§ RECORDS TO PROCESS
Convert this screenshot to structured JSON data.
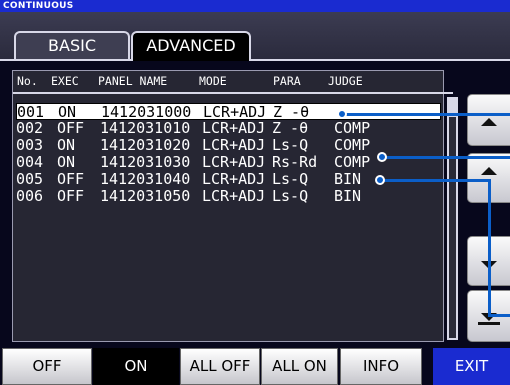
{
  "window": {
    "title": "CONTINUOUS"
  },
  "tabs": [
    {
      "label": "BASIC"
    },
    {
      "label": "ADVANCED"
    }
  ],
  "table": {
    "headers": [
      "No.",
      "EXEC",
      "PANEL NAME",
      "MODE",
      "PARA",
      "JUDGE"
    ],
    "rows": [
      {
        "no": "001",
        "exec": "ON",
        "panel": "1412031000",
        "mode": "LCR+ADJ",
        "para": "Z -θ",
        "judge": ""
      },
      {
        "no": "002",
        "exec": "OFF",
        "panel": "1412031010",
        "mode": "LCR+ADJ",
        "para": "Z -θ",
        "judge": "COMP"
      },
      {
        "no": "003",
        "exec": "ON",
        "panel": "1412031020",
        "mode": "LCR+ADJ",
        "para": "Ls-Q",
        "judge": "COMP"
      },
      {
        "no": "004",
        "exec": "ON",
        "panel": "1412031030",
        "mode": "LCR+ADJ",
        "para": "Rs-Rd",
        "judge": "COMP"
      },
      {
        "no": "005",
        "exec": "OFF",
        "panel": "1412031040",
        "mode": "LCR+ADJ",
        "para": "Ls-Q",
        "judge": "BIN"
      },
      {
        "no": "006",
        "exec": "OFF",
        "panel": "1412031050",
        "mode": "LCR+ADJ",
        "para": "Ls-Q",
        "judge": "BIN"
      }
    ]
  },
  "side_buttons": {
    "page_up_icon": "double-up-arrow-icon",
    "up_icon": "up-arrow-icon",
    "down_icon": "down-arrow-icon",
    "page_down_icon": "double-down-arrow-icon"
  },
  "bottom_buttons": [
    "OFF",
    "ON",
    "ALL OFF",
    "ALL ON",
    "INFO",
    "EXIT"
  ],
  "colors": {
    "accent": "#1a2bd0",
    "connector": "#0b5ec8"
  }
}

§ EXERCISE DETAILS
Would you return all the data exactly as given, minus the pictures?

§ RESPONSE BOX
Convert this screenshot to structured JSON data.
{
  "window": {
    "title": "CONTINUOUS"
  },
  "tabs": [
    {
      "label": "BASIC"
    },
    {
      "label": "ADVANCED"
    }
  ],
  "table": {
    "headers": [
      "No.",
      "EXEC",
      "PANEL NAME",
      "MODE",
      "PARA",
      "JUDGE"
    ],
    "rows": [
      {
        "no": "001",
        "exec": "ON",
        "panel": "1412031000",
        "mode": "LCR+ADJ",
        "para": "Z -θ",
        "judge": ""
      },
      {
        "no": "002",
        "exec": "OFF",
        "panel": "1412031010",
        "mode": "LCR+ADJ",
        "para": "Z -θ",
        "judge": "COMP"
      },
      {
        "no": "003",
        "exec": "ON",
        "panel": "1412031020",
        "mode": "LCR+ADJ",
        "para": "Ls-Q",
        "judge": "COMP"
      },
      {
        "no": "004",
        "exec": "ON",
        "panel": "1412031030",
        "mode": "LCR+ADJ",
        "para": "Rs-Rd",
        "judge": "COMP"
      },
      {
        "no": "005",
        "exec": "OFF",
        "panel": "1412031040",
        "mode": "LCR+ADJ",
        "para": "Ls-Q",
        "judge": "BIN"
      },
      {
        "no": "006",
        "exec": "OFF",
        "panel": "1412031050",
        "mode": "LCR+ADJ",
        "para": "Ls-Q",
        "judge": "BIN"
      }
    ]
  },
  "side_buttons": {
    "page_up_icon": "double-up-arrow-icon",
    "up_icon": "up-arrow-icon",
    "down_icon": "down-arrow-icon",
    "page_down_icon": "double-down-arrow-icon"
  },
  "bottom_buttons": [
    "OFF",
    "ON",
    "ALL OFF",
    "ALL ON",
    "INFO",
    "EXIT"
  ],
  "colors": {
    "accent": "#1a2bd0",
    "connector": "#0b5ec8"
  }
}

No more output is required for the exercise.